Chabot says, "Whoever wanted to sit in and could play something, that was cool."
Bowder says, "I still felt too nervous. I didn't want to do the Plough & Stars. I didn't feel I was good enough just yet."
Starting that September, Bowder did.
The Bagboys maintained their current configuration for almost three years.
This is not a band that can be easily pigeon-holed, according to Bowder.
And that seems just fine with her. "Everybody in the band brings their own influences to it," Bowder says. "Harvey really loves swing. Bob likes bluegrass. Everybody likes those things that people bring into it."
Bowder says she "loves the variety of the stuff we do." The band has even worked out a four-part harmony with ukulele, "See You In My Dreams," a 70-year-old Broadway tune.
"We have so much fun. We bring in different styles of music."
Chabot, who got into music from the church where his father was a minister, says the band was introduced to bluegrass via folk and an Old Timey string band.

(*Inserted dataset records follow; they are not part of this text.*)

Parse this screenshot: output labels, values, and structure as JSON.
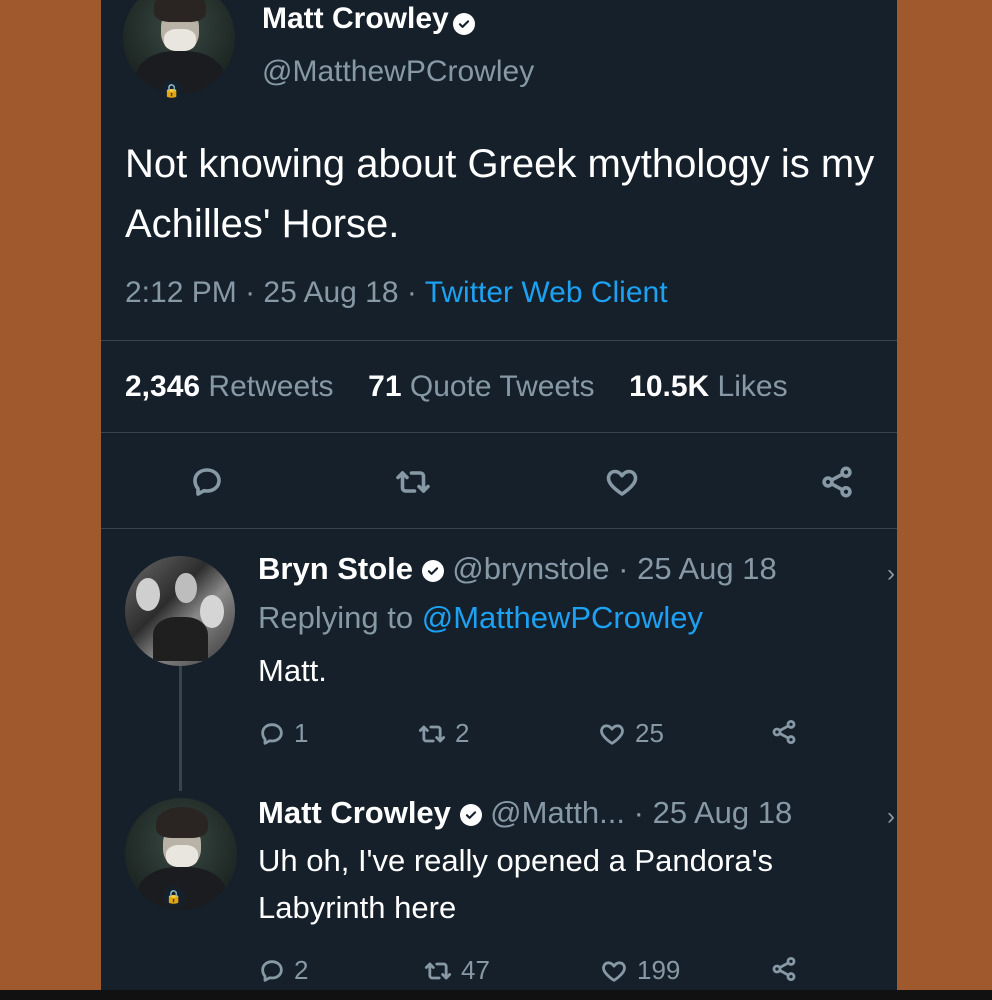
{
  "main_tweet": {
    "author_name": "Matt Crowley",
    "author_handle": "@MatthewPCrowley",
    "text": "Not knowing about Greek mythology is my Achilles' Horse.",
    "time": "2:12 PM",
    "date": "25 Aug 18",
    "source": "Twitter Web Client",
    "retweets_count": "2,346",
    "retweets_label": "Retweets",
    "quotes_count": "71",
    "quotes_label": "Quote Tweets",
    "likes_count": "10.5K",
    "likes_label": "Likes"
  },
  "actions": {
    "reply_icon": "reply-icon",
    "retweet_icon": "retweet-icon",
    "like_icon": "heart-icon",
    "share_icon": "share-icon"
  },
  "replies": [
    {
      "author_name": "Bryn Stole",
      "author_handle": "@brynstole",
      "date": "25 Aug 18",
      "replying_prefix": "Replying to",
      "replying_to": "@MatthewPCrowley",
      "text": "Matt.",
      "reply_count": "1",
      "retweet_count": "2",
      "like_count": "25"
    },
    {
      "author_name": "Matt Crowley",
      "author_handle": "@Matth...",
      "date": "25 Aug 18",
      "text_line1": "Uh oh, I've really opened a Pandora's",
      "text_line2": "Labyrinth here",
      "reply_count": "2",
      "retweet_count": "47",
      "like_count": "199"
    }
  ],
  "colors": {
    "background": "#15202b",
    "link": "#1da1f2",
    "muted": "#8899a6",
    "frame": "#a0592c"
  }
}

"Our approach has always been to do songs we like and not worry about what genre we were playing," Chabot says. "We definitely latched onto people like Doc Watson early on."
"We decided we didn't want to be a cover band," Chabot says. "This is really lame."
"Doc became God for us really," Chabot says. "Just loved the simplicity and the sincerity, the soulfulness."
The Bagboys covered Watson tunes and influenced their writing as well. Attending a Bill Monroe show also was a big influence.
Jost was into swing music, mainly courtesy of Bob Wills records.
"We loved the Old Timey stuff," Chabot says. "We loved traditional country."
Chabot says the band embarked on the CD because "we had a huge backlog of songs and a lot of original songs and just figured it would be a lot of fun to put it on disc. People are always asking if we have a CD or a tape. We didn't have anything that represented us in our current arrangement."
Recorded in the summer of 1996, the disc was released a year later. Chabot tends to sing the bluegrass material and Jost country and swing. But Bowder also gets her chance.
"We realized that Gretchen had a better voice than us, so we should have her singing most of our songs," Chabot says.
Bowder sang lead on "Sweet Molly Brown, written by Jost. Bowder "made it a little more interesting having a different singer," Chabot says.
While still playing the Plough, band members may be looking ahead.
"For years we were happy to do nothing more than play at the Plough and not worry about promoting or doing anything at all," Chabot says. "But we've gotten such great response in the last year or so that we're motivated to and expand beyond the Plough & Stars a little bit."
Bluegrass festivals could be on the horizon.
But Chabot still maintains, "We don't take ourselves too seriously, That's been the whole point of it really. We're not out to make any statements necessarily. We just like to get together and have a great time and pass that energy on."